These 15 parts parallel the 15 steps in the Temple in Jerusalem on which the Levites stood during Temple services, and which were memorialized in the 15 Psalms (#120-134) known as Shir HaMa'alot (Hebrew: שיר המעלות, "Songs of Ascent").
In the absence of the Temple, Jews cannot bring the Passover sacrifice. This commandment is fulfilled today by the eating of Maror - bitter herbs (typically, horseradish, romaine lettuce, or green onions), both by itself and together with matzo in a Koreich-sandwich during the Passover seder.
On the first night of Passover (first two nights in communities outside Israel), a Jew is required to recount the story of the Exodus from Egypt. This commandment is performed during the Passover seder.

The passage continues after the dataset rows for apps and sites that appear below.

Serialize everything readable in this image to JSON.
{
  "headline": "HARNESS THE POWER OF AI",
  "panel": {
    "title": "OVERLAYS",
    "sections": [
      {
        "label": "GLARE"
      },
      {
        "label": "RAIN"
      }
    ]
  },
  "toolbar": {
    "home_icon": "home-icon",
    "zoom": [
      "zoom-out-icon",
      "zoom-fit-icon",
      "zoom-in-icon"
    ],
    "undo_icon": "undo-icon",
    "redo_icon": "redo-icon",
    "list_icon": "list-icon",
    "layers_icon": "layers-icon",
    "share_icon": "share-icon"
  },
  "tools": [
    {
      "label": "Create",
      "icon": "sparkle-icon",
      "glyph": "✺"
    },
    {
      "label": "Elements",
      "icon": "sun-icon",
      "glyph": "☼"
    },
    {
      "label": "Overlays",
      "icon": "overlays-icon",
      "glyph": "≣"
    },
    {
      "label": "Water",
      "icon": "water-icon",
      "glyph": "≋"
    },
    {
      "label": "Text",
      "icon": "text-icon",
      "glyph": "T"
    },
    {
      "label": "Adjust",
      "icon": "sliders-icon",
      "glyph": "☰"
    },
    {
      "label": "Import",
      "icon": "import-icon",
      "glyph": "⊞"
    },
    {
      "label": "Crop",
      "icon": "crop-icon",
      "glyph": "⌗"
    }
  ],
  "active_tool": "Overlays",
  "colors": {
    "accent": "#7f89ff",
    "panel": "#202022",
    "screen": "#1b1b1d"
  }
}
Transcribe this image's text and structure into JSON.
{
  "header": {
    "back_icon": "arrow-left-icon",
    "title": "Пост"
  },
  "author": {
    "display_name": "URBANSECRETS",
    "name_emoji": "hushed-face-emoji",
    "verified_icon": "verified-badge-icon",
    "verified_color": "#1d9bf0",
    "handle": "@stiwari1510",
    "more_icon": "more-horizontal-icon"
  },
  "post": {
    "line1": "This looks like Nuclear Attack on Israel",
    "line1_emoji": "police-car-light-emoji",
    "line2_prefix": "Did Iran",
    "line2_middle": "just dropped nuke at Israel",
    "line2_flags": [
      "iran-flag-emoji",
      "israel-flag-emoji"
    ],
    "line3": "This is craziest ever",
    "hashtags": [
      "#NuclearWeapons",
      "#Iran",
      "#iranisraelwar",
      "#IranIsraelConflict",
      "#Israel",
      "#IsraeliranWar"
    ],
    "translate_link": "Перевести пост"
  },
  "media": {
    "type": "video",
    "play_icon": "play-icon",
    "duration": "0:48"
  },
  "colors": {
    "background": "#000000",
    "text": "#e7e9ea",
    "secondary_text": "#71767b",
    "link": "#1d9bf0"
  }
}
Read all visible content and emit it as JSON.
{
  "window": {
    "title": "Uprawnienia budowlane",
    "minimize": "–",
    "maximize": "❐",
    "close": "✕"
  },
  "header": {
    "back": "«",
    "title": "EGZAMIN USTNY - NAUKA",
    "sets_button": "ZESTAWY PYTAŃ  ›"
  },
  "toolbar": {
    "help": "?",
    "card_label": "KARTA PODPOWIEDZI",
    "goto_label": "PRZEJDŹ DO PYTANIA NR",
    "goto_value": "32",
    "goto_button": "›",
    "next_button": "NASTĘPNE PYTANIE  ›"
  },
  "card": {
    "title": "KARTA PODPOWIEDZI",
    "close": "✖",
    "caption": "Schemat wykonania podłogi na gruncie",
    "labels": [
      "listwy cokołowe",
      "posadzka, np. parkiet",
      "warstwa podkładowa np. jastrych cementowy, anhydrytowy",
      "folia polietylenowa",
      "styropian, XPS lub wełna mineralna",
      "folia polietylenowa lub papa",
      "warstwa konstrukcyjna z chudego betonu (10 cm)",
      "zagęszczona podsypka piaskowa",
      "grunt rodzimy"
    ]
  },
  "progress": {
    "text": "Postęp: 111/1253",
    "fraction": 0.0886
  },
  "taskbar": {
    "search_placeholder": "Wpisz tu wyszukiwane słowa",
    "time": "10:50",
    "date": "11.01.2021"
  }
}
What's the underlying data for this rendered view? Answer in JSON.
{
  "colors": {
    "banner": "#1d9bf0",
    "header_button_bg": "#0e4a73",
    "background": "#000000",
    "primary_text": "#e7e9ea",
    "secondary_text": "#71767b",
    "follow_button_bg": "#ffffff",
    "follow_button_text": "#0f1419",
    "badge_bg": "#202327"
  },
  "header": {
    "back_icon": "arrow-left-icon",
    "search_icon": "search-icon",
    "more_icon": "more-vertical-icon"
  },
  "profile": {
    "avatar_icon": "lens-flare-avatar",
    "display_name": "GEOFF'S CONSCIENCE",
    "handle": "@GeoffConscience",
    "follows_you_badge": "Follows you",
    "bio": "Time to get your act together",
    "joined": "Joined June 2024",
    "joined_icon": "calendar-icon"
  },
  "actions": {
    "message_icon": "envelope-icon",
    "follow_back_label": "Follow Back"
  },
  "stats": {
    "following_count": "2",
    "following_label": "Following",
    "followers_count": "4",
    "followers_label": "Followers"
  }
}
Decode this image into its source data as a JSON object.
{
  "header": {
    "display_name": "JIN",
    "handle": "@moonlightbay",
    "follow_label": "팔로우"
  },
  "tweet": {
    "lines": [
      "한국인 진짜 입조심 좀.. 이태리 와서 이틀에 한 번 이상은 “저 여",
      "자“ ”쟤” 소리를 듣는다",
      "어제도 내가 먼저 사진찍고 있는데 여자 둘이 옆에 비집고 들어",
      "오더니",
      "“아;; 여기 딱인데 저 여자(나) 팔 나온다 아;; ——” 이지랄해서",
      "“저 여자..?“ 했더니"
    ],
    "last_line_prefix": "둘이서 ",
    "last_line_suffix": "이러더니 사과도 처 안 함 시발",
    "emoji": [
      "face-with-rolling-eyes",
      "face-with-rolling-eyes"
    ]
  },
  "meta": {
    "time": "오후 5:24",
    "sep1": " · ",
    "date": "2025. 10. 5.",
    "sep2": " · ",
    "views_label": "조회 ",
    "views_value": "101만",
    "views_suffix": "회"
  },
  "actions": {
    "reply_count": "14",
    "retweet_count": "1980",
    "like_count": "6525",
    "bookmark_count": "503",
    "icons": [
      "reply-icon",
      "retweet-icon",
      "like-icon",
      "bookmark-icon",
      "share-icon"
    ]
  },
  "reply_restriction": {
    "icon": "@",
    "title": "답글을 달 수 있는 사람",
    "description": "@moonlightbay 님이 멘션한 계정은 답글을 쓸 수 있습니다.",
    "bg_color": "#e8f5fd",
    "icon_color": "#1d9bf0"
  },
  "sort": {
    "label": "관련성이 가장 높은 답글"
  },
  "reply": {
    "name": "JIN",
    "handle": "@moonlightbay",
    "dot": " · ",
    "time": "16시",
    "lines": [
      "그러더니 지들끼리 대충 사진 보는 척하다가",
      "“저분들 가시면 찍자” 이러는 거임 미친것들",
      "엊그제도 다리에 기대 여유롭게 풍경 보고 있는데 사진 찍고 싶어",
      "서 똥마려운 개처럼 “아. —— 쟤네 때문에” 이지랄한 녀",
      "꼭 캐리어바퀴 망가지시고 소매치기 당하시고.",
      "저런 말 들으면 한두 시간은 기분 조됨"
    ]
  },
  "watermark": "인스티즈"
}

There is a Rabbinic requirement that four cups of wine are to be drunk during the seder meal. This applies to both men and women. Each cup is connected to a different part of the seder: the first cup is for Kiddush, the second cup is connected with the recounting of the Exodus, the drinking of the third cup concludes Birkat Hamazon and the fourth cup is associated with Hallel.
Children have a very important role in the Passover seder. Traditionally the youngest child is prompted to ask questions about the Passover seder, beginning with the words, Mah Nishtana HaLeila HaZeh (Why is this night different from all other nights?). The questions encourage the gathering to discuss the significance of the symbols in the meal.
The afikoman — an integral part of the Seder itself — is used to engage the interest and excitement of the children at the table. Many families use the afikoman as a device for keeping the children awake and alert throughout the Seder proceedings by hiding the afikoman and offering a prize for its return.
After the Hallel, the fourth glass of wine is drunk, and participants recite a prayer that ends in “Next year in Jerusalem!”. This is followed by several lyric prayers that expound upon God's mercy and kindness, and give thanks for the survival of the Jewish people through a history of exile and hardship.
Like the holiday of Sukkot, the intermediary days of Passover are known as Chol HaMoed (festival weekdays) and are imbued with a semi-festive status. It is a time for family outings and picnic lunches of matzo, hardboiled eggs, fruits and vegetables, and Passover treats such as macaroons and homemade candies.
The prohibition against eating leavened food products and regular flour during Passover results in the increased consumption of matzo, potatoes, eggs and oil in addition to fresh milk and cheeses, fresh meat and chicken, and fresh fruit and vegetables.